BEGIN

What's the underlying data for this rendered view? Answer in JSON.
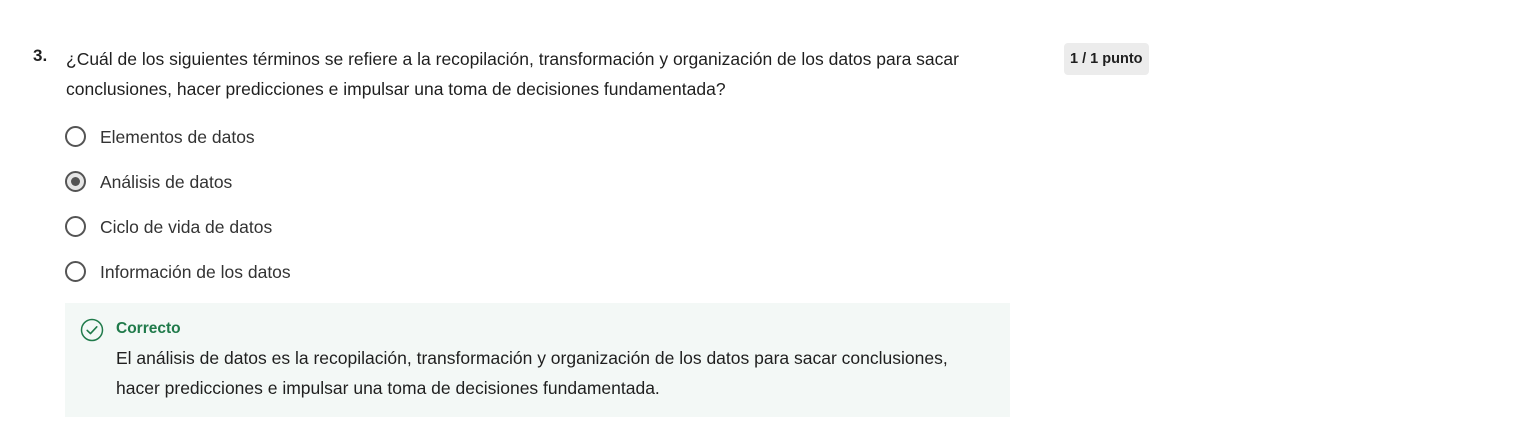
{
  "question": {
    "number": "3.",
    "text": "¿Cuál de los siguientes términos se refiere a la recopilación, transformación y organización de los datos para sacar conclusiones, hacer predicciones e impulsar una toma de decisiones fundamentada?",
    "points": "1 / 1 punto"
  },
  "options": [
    {
      "label": "Elementos de datos",
      "selected": false
    },
    {
      "label": "Análisis de datos",
      "selected": true
    },
    {
      "label": "Ciclo de vida de datos",
      "selected": false
    },
    {
      "label": "Información de los datos",
      "selected": false
    }
  ],
  "feedback": {
    "status": "Correcto",
    "icon": "check-circle-icon",
    "color": "#1f7a4a",
    "text": "El análisis de datos es la recopilación, transformación y organización de los datos para sacar conclusiones, hacer predicciones e impulsar una toma de decisiones fundamentada."
  }
}
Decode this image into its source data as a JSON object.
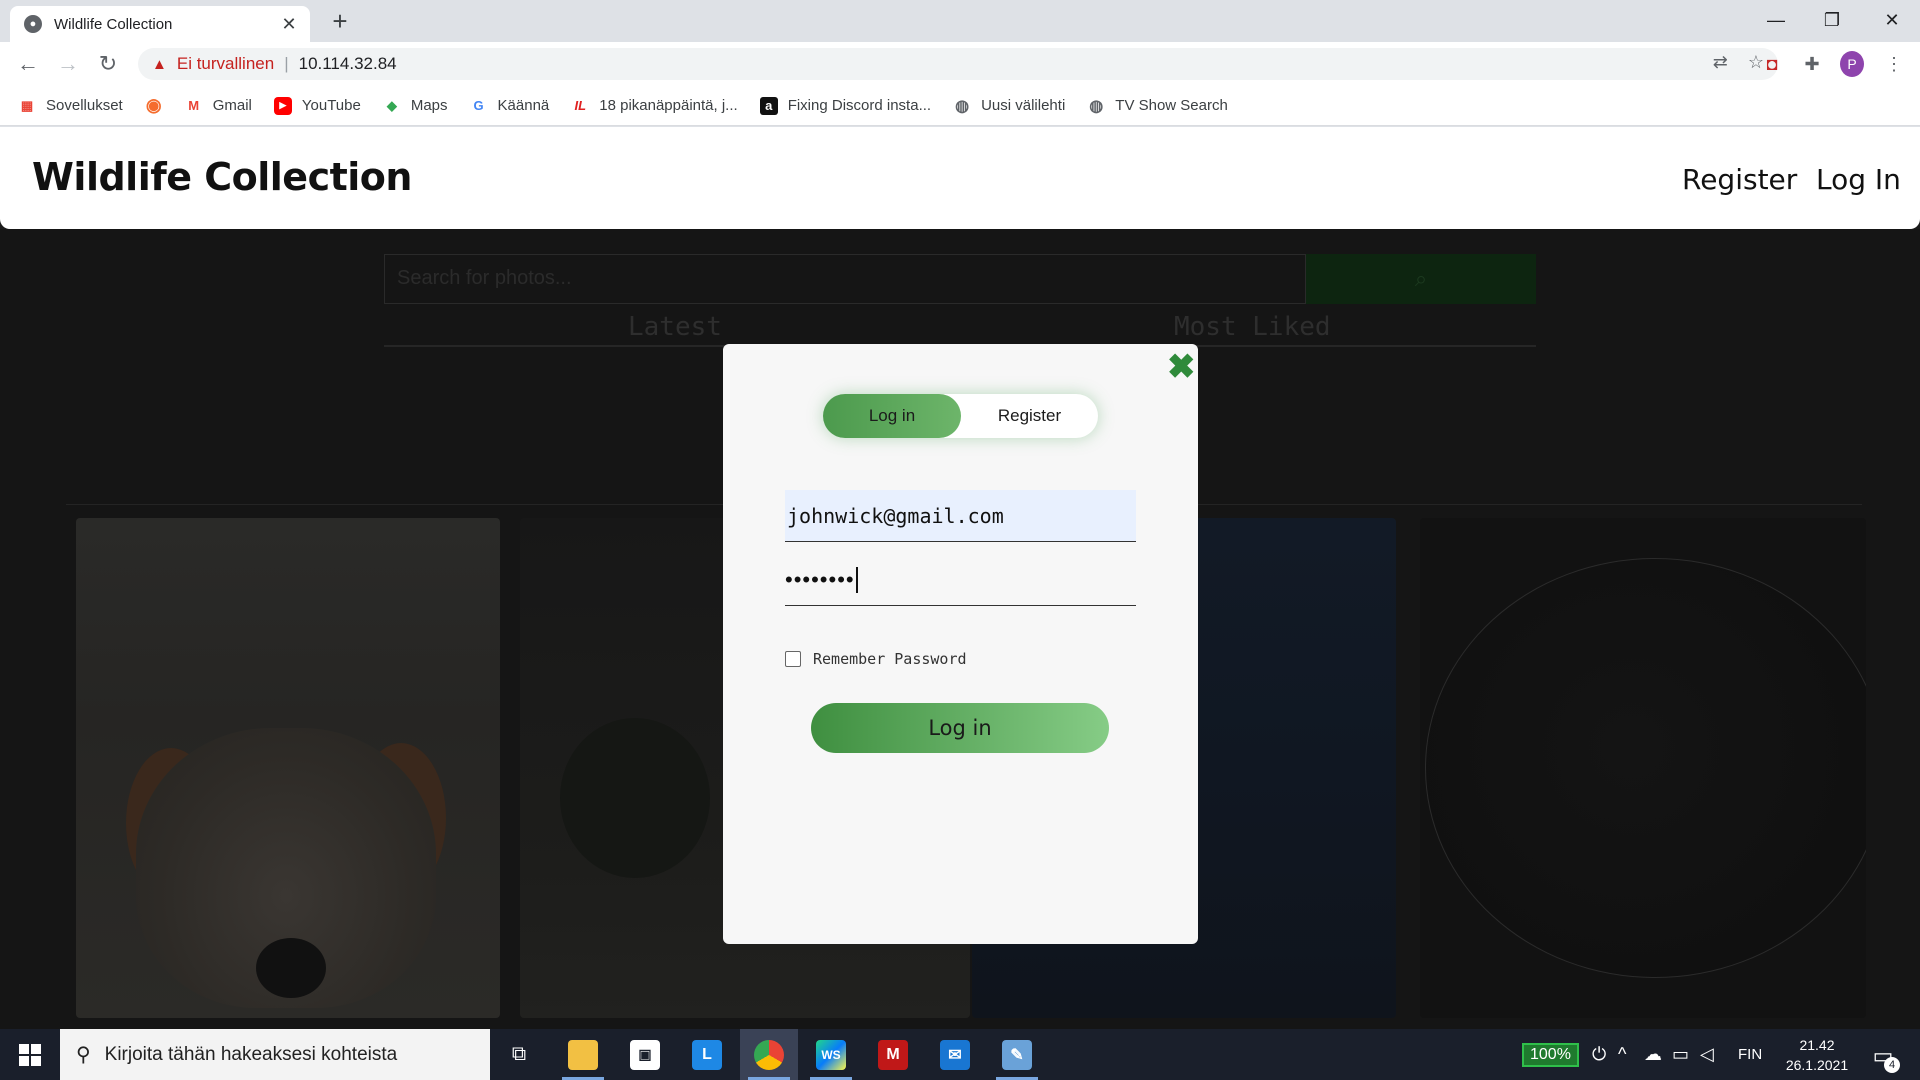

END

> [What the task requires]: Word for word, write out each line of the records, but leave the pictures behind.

> [Answer for the task]:
What's the underlying data for this rendered view? Answer in JSON.
{
  "question": {
    "number": "3.",
    "text": "¿Cuál de los siguientes términos se refiere a la recopilación, transformación y organización de los datos para sacar conclusiones, hacer predicciones e impulsar una toma de decisiones fundamentada?",
    "points": "1 / 1 punto"
  },
  "options": [
    {
      "label": "Elementos de datos",
      "selected": false
    },
    {
      "label": "Análisis de datos",
      "selected": true
    },
    {
      "label": "Ciclo de vida de datos",
      "selected": false
    },
    {
      "label": "Información de los datos",
      "selected": false
    }
  ],
  "feedback": {
    "status": "Correcto",
    "icon": "check-circle-icon",
    "color": "#1f7a4a",
    "text": "El análisis de datos es la recopilación, transformación y organización de los datos para sacar conclusiones, hacer predicciones e impulsar una toma de decisiones fundamentada."
  }
}
Decode this image into its source data as a JSON object.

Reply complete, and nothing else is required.